Stability and lifetime of diffusion-trapped oxygen in oxide-derived copper CO2 reduction electrocatalysts

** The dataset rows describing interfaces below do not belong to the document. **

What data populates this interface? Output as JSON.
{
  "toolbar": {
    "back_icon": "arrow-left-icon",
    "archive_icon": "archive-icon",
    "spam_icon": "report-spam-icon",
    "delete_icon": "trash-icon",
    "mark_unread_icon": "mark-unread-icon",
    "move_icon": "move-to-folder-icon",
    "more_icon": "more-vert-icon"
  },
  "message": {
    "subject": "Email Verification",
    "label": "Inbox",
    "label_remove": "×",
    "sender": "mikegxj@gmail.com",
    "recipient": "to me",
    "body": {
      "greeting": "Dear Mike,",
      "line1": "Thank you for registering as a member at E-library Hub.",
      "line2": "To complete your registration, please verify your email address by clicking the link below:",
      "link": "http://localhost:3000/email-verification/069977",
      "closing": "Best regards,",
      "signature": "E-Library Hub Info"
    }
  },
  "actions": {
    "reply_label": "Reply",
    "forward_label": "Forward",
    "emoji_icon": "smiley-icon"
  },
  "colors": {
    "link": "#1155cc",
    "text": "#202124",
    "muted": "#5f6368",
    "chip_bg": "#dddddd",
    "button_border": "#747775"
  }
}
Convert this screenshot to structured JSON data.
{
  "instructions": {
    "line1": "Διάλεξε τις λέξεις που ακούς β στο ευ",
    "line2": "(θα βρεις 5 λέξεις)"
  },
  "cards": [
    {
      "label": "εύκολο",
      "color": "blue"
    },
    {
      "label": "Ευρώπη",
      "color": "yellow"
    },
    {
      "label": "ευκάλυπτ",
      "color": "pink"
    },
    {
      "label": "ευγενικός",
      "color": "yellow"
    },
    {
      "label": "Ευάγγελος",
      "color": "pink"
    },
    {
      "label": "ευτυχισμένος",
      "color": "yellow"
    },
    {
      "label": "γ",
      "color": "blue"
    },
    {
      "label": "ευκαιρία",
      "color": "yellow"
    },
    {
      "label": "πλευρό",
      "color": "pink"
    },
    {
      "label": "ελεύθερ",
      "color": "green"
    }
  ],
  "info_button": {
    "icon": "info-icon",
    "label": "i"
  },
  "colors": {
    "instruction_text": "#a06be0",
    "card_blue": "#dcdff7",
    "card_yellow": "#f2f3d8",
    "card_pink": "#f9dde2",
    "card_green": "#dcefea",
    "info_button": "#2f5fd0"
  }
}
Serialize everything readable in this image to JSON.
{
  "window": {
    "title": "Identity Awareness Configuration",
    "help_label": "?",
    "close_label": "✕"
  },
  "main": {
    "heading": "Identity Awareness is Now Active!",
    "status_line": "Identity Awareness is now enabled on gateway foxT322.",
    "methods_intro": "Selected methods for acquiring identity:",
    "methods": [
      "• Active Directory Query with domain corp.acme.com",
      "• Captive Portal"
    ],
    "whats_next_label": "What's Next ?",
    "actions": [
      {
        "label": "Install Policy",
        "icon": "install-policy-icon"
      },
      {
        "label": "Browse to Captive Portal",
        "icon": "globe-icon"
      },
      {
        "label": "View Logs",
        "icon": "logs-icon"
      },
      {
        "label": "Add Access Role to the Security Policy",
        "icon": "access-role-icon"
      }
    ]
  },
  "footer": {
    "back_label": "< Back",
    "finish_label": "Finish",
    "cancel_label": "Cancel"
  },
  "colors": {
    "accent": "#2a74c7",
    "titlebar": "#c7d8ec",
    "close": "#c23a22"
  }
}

Oxide-derived Cu has an excellent ability to promote C–C coupling in the electrochemical carbon dioxide reduction reaction. However, these materials largely rearrange under reaction conditions; therefore, the nature of the active site remains controversial. Here we study the reduction process of oxide-derived Cu via large-scale molecular dynamics with a precise neural network potential trained on first-principles data and introducing experimental conditions. The oxygen concentration in the most stable oxide-derived Cu increases with an increase of the pH, potential or specific surface area. In long electrochemical experiments, the catalyst would be fully reduced to Cu, but removing all the trapped oxygen takes a considerable amount of time. Although the highly reconstructed Cu surface provides various sites to adsorb oxygen more strongly, the surface oxygen atoms are not stable under common experimental conditions. This work provides insight into the evolution of oxide-derived Cu catalysts and residual oxygen during reaction and also a deep understanding of the nature of active sites.